▶ WHAT YOU WILL DO: Restate the full set of records exactly, without adding or dropping a word.

▶ RECORDS PROVIDED:
◇ ◇ ◇

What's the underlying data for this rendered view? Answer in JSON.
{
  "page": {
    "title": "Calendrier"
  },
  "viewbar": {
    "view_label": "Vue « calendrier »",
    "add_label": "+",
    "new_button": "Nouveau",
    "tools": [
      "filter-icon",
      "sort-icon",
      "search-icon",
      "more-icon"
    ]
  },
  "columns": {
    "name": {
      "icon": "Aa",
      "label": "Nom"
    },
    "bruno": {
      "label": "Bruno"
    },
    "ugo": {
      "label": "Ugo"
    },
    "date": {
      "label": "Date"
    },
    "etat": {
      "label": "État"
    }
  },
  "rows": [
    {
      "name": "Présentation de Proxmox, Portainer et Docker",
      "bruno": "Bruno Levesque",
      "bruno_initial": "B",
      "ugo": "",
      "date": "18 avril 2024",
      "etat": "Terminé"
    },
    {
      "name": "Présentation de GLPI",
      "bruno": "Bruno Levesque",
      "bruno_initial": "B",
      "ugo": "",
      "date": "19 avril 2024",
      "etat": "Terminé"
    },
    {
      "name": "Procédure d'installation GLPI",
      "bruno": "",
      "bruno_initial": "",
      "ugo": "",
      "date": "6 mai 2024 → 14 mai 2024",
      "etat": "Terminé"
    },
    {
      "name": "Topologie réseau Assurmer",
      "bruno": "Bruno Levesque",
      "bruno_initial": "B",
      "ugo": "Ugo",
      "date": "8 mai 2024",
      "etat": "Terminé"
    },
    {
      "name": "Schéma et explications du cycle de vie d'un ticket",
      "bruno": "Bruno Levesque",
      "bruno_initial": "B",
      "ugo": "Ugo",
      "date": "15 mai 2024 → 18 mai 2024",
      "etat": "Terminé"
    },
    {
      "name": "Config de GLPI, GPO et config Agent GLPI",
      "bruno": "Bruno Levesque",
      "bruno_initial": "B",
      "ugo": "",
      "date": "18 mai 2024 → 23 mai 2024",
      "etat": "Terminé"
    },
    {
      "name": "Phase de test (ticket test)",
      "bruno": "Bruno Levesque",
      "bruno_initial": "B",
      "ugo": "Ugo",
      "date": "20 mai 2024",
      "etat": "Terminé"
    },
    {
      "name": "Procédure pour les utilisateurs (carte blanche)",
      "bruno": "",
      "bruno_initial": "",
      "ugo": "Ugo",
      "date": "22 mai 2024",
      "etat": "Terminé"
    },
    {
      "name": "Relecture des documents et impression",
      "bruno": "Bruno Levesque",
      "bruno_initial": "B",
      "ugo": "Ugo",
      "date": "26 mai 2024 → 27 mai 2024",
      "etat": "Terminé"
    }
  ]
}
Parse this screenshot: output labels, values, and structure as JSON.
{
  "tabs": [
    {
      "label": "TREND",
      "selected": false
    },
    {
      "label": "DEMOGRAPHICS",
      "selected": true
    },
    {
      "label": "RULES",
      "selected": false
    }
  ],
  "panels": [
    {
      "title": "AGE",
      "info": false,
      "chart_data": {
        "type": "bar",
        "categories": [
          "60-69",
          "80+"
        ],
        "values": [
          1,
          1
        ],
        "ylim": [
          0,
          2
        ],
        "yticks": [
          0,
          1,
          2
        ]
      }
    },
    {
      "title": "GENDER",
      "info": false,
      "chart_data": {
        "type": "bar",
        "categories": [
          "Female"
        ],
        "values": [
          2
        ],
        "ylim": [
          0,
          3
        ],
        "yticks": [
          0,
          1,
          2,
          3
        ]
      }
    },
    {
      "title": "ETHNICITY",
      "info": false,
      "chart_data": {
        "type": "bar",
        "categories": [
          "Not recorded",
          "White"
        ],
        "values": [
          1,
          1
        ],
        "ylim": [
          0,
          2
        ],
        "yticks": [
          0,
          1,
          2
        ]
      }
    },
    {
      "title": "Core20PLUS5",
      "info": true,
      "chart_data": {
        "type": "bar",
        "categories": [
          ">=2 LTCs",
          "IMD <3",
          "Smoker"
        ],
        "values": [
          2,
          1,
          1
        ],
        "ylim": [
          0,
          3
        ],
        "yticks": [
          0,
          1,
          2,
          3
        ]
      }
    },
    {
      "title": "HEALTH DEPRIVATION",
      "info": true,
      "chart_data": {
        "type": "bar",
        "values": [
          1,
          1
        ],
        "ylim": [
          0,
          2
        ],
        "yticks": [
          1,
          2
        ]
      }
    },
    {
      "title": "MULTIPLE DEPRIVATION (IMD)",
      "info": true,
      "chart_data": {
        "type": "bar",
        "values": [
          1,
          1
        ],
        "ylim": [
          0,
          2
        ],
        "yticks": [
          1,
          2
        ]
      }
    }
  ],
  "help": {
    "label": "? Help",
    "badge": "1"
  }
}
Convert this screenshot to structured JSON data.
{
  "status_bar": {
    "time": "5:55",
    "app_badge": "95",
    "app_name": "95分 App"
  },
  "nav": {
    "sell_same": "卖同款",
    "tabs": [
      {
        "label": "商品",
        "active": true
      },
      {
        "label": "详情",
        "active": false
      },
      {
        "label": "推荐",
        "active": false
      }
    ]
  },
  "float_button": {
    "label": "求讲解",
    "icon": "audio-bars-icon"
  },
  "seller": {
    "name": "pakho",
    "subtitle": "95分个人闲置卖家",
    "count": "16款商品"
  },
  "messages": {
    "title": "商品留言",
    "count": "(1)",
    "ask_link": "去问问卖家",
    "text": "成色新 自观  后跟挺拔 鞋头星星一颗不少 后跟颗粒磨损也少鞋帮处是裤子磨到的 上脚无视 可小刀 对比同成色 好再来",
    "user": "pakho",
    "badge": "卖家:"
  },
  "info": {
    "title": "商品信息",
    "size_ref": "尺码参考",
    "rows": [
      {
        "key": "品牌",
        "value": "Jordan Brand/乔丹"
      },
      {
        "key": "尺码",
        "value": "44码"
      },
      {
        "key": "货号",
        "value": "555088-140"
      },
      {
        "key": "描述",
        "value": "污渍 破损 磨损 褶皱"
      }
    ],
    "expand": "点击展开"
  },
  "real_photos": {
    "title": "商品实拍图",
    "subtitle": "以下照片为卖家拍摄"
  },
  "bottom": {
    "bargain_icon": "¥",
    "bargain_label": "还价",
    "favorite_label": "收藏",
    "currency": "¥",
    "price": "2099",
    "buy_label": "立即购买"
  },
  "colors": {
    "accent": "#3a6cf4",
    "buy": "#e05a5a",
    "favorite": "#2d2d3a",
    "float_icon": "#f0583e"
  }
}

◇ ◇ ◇

▶ REPLY:
What's the underlying data for this rendered view? Answer in JSON.
{
  "page": {
    "title": "Calendrier"
  },
  "viewbar": {
    "view_label": "Vue « calendrier »",
    "add_label": "+",
    "new_button": "Nouveau",
    "tools": [
      "filter-icon",
      "sort-icon",
      "search-icon",
      "more-icon"
    ]
  },
  "columns": {
    "name": {
      "icon": "Aa",
      "label": "Nom"
    },
    "bruno": {
      "label": "Bruno"
    },
    "ugo": {
      "label": "Ugo"
    },
    "date": {
      "label": "Date"
    },
    "etat": {
      "label": "État"
    }
  },
  "rows": [
    {
      "name": "Présentation de Proxmox, Portainer et Docker",
      "bruno": "Bruno Levesque",
      "bruno_initial": "B",
      "ugo": "",
      "date": "18 avril 2024",
      "etat": "Terminé"
    },
    {
      "name": "Présentation de GLPI",
      "bruno": "Bruno Levesque",
      "bruno_initial": "B",
      "ugo": "",
      "date": "19 avril 2024",
      "etat": "Terminé"
    },
    {
      "name": "Procédure d'installation GLPI",
      "bruno": "",
      "bruno_initial": "",
      "ugo": "",
      "date": "6 mai 2024 → 14 mai 2024",
      "etat": "Terminé"
    },
    {
      "name": "Topologie réseau Assurmer",
      "bruno": "Bruno Levesque",
      "bruno_initial": "B",
      "ugo": "Ugo",
      "date": "8 mai 2024",
      "etat": "Terminé"
    },
    {
      "name": "Schéma et explications du cycle de vie d'un ticket",
      "bruno": "Bruno Levesque",
      "bruno_initial": "B",
      "ugo": "Ugo",
      "date": "15 mai 2024 → 18 mai 2024",
      "etat": "Terminé"
    },
    {
      "name": "Config de GLPI, GPO et config Agent GLPI",
      "bruno": "Bruno Levesque",
      "bruno_initial": "B",
      "ugo": "",
      "date": "18 mai 2024 → 23 mai 2024",
      "etat": "Terminé"
    },
    {
      "name": "Phase de test (ticket test)",
      "bruno": "Bruno Levesque",
      "bruno_initial": "B",
      "ugo": "Ugo",
      "date": "20 mai 2024",
      "etat": "Terminé"
    },
    {
      "name": "Procédure pour les utilisateurs (carte blanche)",
      "bruno": "",
      "bruno_initial": "",
      "ugo": "Ugo",
      "date": "22 mai 2024",
      "etat": "Terminé"
    },
    {
      "name": "Relecture des documents et impression",
      "bruno": "Bruno Levesque",
      "bruno_initial": "B",
      "ugo": "Ugo",
      "date": "26 mai 2024 → 27 mai 2024",
      "etat": "Terminé"
    }
  ]
}
Parse this screenshot: output labels, values, and structure as JSON.
{
  "tabs": [
    {
      "label": "TREND",
      "selected": false
    },
    {
      "label": "DEMOGRAPHICS",
      "selected": true
    },
    {
      "label": "RULES",
      "selected": false
    }
  ],
  "panels": [
    {
      "title": "AGE",
      "info": false,
      "chart_data": {
        "type": "bar",
        "categories": [
          "60-69",
          "80+"
        ],
        "values": [
          1,
          1
        ],
        "ylim": [
          0,
          2
        ],
        "yticks": [
          0,
          1,
          2
        ]
      }
    },
    {
      "title": "GENDER",
      "info": false,
      "chart_data": {
        "type": "bar",
        "categories": [
          "Female"
        ],
        "values": [
          2
        ],
        "ylim": [
          0,
          3
        ],
        "yticks": [
          0,
          1,
          2,
          3
        ]
      }
    },
    {
      "title": "ETHNICITY",
      "info": false,
      "chart_data": {
        "type": "bar",
        "categories": [
          "Not recorded",
          "White"
        ],
        "values": [
          1,
          1
        ],
        "ylim": [
          0,
          2
        ],
        "yticks": [
          0,
          1,
          2
        ]
      }
    },
    {
      "title": "Core20PLUS5",
      "info": true,
      "chart_data": {
        "type": "bar",
        "categories": [
          ">=2 LTCs",
          "IMD <3",
          "Smoker"
        ],
        "values": [
          2,
          1,
          1
        ],
        "ylim": [
          0,
          3
        ],
        "yticks": [
          0,
          1,
          2,
          3
        ]
      }
    },
    {
      "title": "HEALTH DEPRIVATION",
      "info": true,
      "chart_data": {
        "type": "bar",
        "values": [
          1,
          1
        ],
        "ylim": [
          0,
          2
        ],
        "yticks": [
          1,
          2
        ]
      }
    },
    {
      "title": "MULTIPLE DEPRIVATION (IMD)",
      "info": true,
      "chart_data": {
        "type": "bar",
        "values": [
          1,
          1
        ],
        "ylim": [
          0,
          2
        ],
        "yticks": [
          1,
          2
        ]
      }
    }
  ],
  "help": {
    "label": "? Help",
    "badge": "1"
  }
}
Convert this screenshot to structured JSON data.
{
  "status_bar": {
    "time": "5:55",
    "app_badge": "95",
    "app_name": "95分 App"
  },
  "nav": {
    "sell_same": "卖同款",
    "tabs": [
      {
        "label": "商品",
        "active": true
      },
      {
        "label": "详情",
        "active": false
      },
      {
        "label": "推荐",
        "active": false
      }
    ]
  },
  "float_button": {
    "label": "求讲解",
    "icon": "audio-bars-icon"
  },
  "seller": {
    "name": "pakho",
    "subtitle": "95分个人闲置卖家",
    "count": "16款商品"
  },
  "messages": {
    "title": "商品留言",
    "count": "(1)",
    "ask_link": "去问问卖家",
    "text": "成色新 自观  后跟挺拔 鞋头星星一颗不少 后跟颗粒磨损也少鞋帮处是裤子磨到的 上脚无视 可小刀 对比同成色 好再来",
    "user": "pakho",
    "badge": "卖家:"
  },
  "info": {
    "title": "商品信息",
    "size_ref": "尺码参考",
    "rows": [
      {
        "key": "品牌",
        "value": "Jordan Brand/乔丹"
      },
      {
        "key": "尺码",
        "value": "44码"
      },
      {
        "key": "货号",
        "value": "555088-140"
      },
      {
        "key": "描述",
        "value": "污渍 破损 磨损 褶皱"
      }
    ],
    "expand": "点击展开"
  },
  "real_photos": {
    "title": "商品实拍图",
    "subtitle": "以下照片为卖家拍摄"
  },
  "bottom": {
    "bargain_icon": "¥",
    "bargain_label": "还价",
    "favorite_label": "收藏",
    "currency": "¥",
    "price": "2099",
    "buy_label": "立即购买"
  },
  "colors": {
    "accent": "#3a6cf4",
    "buy": "#e05a5a",
    "favorite": "#2d2d3a",
    "float_icon": "#f0583e"
  }
}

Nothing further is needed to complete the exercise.